Here is a different take on the FET Switch Adder. This one relies on a 2:1 74AUC2G53 FET Switch. (Thanks to Dr Jefyll for suggesting this part). This configuration requires an additional gate, but capacitance on the carry-chain is lower — AUC parts have lower intrinsic capacitance to begin with, and the carry chain now connects to one pin on the switch rather than two, as follows:
I took the opportunity to extend the carry chain to better simulate a 16-bit incrementer. This circuit also includes four AND gates in series to simulate carry lookahead feeding the final four bits of the adder. Here is they layout of the test board:
74AUC08 ICs are only available in a VQFN package, so I thought I would experiment with that in passing. Honestly, the footprint (bottom center on the board) looks about the same size as the other VSSOP packages, and the big center pad makes routing harder.
Incidentally, the good folks at PCBWay have very kindly offered to support this project with PCB manufacturing. Many thanks to them for that! I used them for all my prior boards, so I’m happy to continue to do so. For now, these little test boards are quite straight forward. I’m sure I will welcome having a contact to talk to when we get to the more demanding impedance controlled boards.
To configure the board for the test, jumpers R2, R4, R5, R7, R10, R13 and R15 were fitted. In this setup, the oscillation of the carry chain includes the switch-time of the first FET Switch, so it accurately reflects the transit time as it would be used in the Adder.
I ran the test at various operating voltages to see what would happen.
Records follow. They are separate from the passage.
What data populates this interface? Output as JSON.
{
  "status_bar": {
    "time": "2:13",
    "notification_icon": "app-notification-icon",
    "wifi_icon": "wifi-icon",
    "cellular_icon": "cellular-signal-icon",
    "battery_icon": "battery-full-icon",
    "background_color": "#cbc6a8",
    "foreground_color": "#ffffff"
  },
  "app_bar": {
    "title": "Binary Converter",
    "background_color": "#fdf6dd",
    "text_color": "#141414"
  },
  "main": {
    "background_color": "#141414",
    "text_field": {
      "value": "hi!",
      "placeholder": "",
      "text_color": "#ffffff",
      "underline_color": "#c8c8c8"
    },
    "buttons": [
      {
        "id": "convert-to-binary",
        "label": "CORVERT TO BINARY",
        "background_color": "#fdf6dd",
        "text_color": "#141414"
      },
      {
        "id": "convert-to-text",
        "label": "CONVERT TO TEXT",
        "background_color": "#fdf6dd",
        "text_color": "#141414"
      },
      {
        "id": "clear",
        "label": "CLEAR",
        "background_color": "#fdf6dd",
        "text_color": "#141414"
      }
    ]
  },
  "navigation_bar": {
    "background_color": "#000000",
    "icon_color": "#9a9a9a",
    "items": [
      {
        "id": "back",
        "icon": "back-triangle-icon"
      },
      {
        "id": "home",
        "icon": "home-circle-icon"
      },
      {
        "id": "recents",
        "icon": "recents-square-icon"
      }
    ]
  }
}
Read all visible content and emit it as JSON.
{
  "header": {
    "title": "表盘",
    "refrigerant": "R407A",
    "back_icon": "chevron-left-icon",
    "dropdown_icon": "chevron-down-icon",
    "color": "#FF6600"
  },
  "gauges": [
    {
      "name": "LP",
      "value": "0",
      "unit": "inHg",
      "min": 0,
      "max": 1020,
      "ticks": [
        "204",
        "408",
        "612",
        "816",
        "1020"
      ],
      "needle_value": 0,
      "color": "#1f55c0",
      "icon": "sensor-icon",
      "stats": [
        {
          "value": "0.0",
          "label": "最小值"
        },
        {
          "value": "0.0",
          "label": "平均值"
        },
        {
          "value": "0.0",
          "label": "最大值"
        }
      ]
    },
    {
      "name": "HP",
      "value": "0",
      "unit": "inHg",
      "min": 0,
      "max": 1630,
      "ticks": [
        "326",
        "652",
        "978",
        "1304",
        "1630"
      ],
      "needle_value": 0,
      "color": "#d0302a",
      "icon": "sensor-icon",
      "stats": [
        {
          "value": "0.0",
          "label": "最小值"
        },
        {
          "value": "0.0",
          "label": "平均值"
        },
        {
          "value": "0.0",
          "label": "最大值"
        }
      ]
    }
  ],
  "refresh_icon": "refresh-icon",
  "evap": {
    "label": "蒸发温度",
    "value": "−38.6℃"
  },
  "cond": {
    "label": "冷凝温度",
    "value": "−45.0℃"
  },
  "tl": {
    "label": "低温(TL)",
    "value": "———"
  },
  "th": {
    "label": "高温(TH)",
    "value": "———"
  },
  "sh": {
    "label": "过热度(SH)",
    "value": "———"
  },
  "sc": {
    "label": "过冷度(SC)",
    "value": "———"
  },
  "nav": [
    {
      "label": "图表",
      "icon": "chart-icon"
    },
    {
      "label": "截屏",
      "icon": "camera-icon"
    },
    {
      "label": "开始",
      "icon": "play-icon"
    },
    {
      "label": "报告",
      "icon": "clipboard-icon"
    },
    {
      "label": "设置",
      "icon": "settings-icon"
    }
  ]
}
The normal operating voltage for AUC logic is 2.5V, the Recommended Maximum is 2.7V and Absolute Maximum is 3.6V. Once again we measure pin 11 of the 74LVC163 counter which is a divide by 16 function. We are looking for a 6.5ns tpd to the output carry in order to meet the target. Here are the results:
- @2.5V, 4.25MHz * 16 = 68MHz. 1000/68 = 14.7 / 2 = 7.35ns tpd
- @2.7V, 4.65MHz * 16 = 74.4MHz. 1000/74.4 = 13.4 / 2 = 6.72 ns tpd
- @2.8V, 4.87MHz * 16 = 76.9MHz. 1000/76.9 = 13 / 2 = 6.5ns tpd
- @3.3V, 5.45MHz * 16 = 87.2MHz. 1000/87.2 = 11.47 /2 = 5.73ns tpd
I then had a chance to do some surgery ...
This is to double up the driver at the input of the carry-chain, as Dr. Jeffyl suggested. To do so I stacked another SOT23 gate on top of the existing driver on the board. (I didn’t have another AND gate, so I used an XOR gate and tied one of the inputs to GND with a little patch cable. It’s a mess but it did the job).
The rationale here is that AUC logic has relatively weak drive: 9mA as compared to 24mA for LVC. Doubling up the drivers will add a tiny bit of capacitance on the input, but the reduced tpd though the FET switches should more than compensate for that and tpd overall should drop. At least that’s the theory.
Now, recall that we are looking 6.5ns or less here. We measure the frequency of oscillation divided by 16 and calculate the tpd through the 8-bit adder at various voltage levels. Here are the results:
- @2.5V, 5MHz x 16 = 80MHz —> 6.25ns
- @2.7V, 5.54MHz x 16 = 88.64MHz —> 5.64ns
- @2.8V, 5.65MHz x 16 = 90.4MHz —> 5.5ns
- @3.3V, 6.14MHz x 16 = 98.24MHz —> 5.08ns
The additional drive has done it, and we even have a reasonable safety margin. ttlworks’ FET Switch Adder as enhanced by Dr. Jefyll is a winner! I then fired up the test at 2.5V with a NC7SV08 in place of the 74AUC1G08 in the 8-bit adder carry-chain., Here is what I got:
- @ 2.5V, 4.94MHz ==> 6.33ns
Bingo! it's confirmed. NC7SV logic is a nice choice to drive the carry chain. It can be used conveniently for all the AND gates along the carry chain to provide the additional drive when needed. There is also an NC7SV74 flip-flop available which will do nicely for the ALU input Carry.